◆ DIRECTIONS FOR THIS TASK
Go through the data below and return each line where the string "system" appears.

Data about app and page elements
= = =

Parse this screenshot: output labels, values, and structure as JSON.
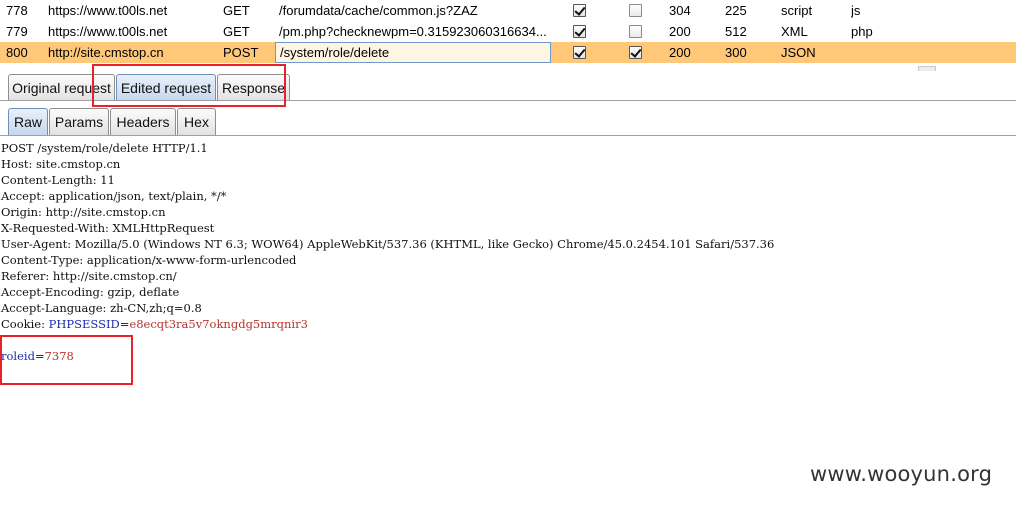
{
  "history": {
    "rows": [
      {
        "num": "778",
        "host": "https://www.t00ls.net",
        "method": "GET",
        "url": "/forumdata/cache/common.js?ZAZ",
        "edited": true,
        "response": false,
        "status": "304",
        "length": "225",
        "mime": "script",
        "ext": "js",
        "selected": false
      },
      {
        "num": "779",
        "host": "https://www.t00ls.net",
        "method": "GET",
        "url": "/pm.php?checknewpm=0.315923060316634...",
        "edited": true,
        "response": false,
        "status": "200",
        "length": "512",
        "mime": "XML",
        "ext": "php",
        "selected": false
      },
      {
        "num": "800",
        "host": "http://site.cmstop.cn",
        "method": "POST",
        "url": "/system/role/delete",
        "edited": true,
        "response": true,
        "status": "200",
        "length": "300",
        "mime": "JSON",
        "ext": "",
        "selected": true
      }
    ]
  },
  "main_tabs": {
    "original": "Original request",
    "edited": "Edited request",
    "response": "Response"
  },
  "sub_tabs": {
    "raw": "Raw",
    "params": "Params",
    "headers": "Headers",
    "hex": "Hex"
  },
  "request": {
    "lines": [
      "POST /system/role/delete HTTP/1.1",
      "Host: site.cmstop.cn",
      "Content-Length: 11",
      "Accept: application/json, text/plain, */*",
      "Origin: http://site.cmstop.cn",
      "X-Requested-With: XMLHttpRequest",
      "User-Agent: Mozilla/5.0 (Windows NT 6.3; WOW64) AppleWebKit/537.36 (KHTML, like Gecko) Chrome/45.0.2454.101 Safari/537.36",
      "Content-Type: application/x-www-form-urlencoded",
      "Referer: http://site.cmstop.cn/",
      "Accept-Encoding: gzip, deflate",
      "Accept-Language: zh-CN,zh;q=0.8"
    ],
    "cookie_label": "Cookie: ",
    "cookie_key": "PHPSESSID",
    "cookie_eq": "=",
    "cookie_value": "e8ecqt3ra5v7okngdg5mrqnir3",
    "body_key": "roleid",
    "body_eq": "=",
    "body_value": "7378"
  },
  "watermark": "www.wooyun.org",
  "colors": {
    "selected_row": "#ffc878",
    "highlight_box": "#e8222a",
    "param_key": "#1a2bb0",
    "param_value": "#b8322a"
  }
}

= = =

◆ RESULT FOR THIS TASK
        "url": "/system/role/delete",
      "POST /system/role/delete HTTP/1.1",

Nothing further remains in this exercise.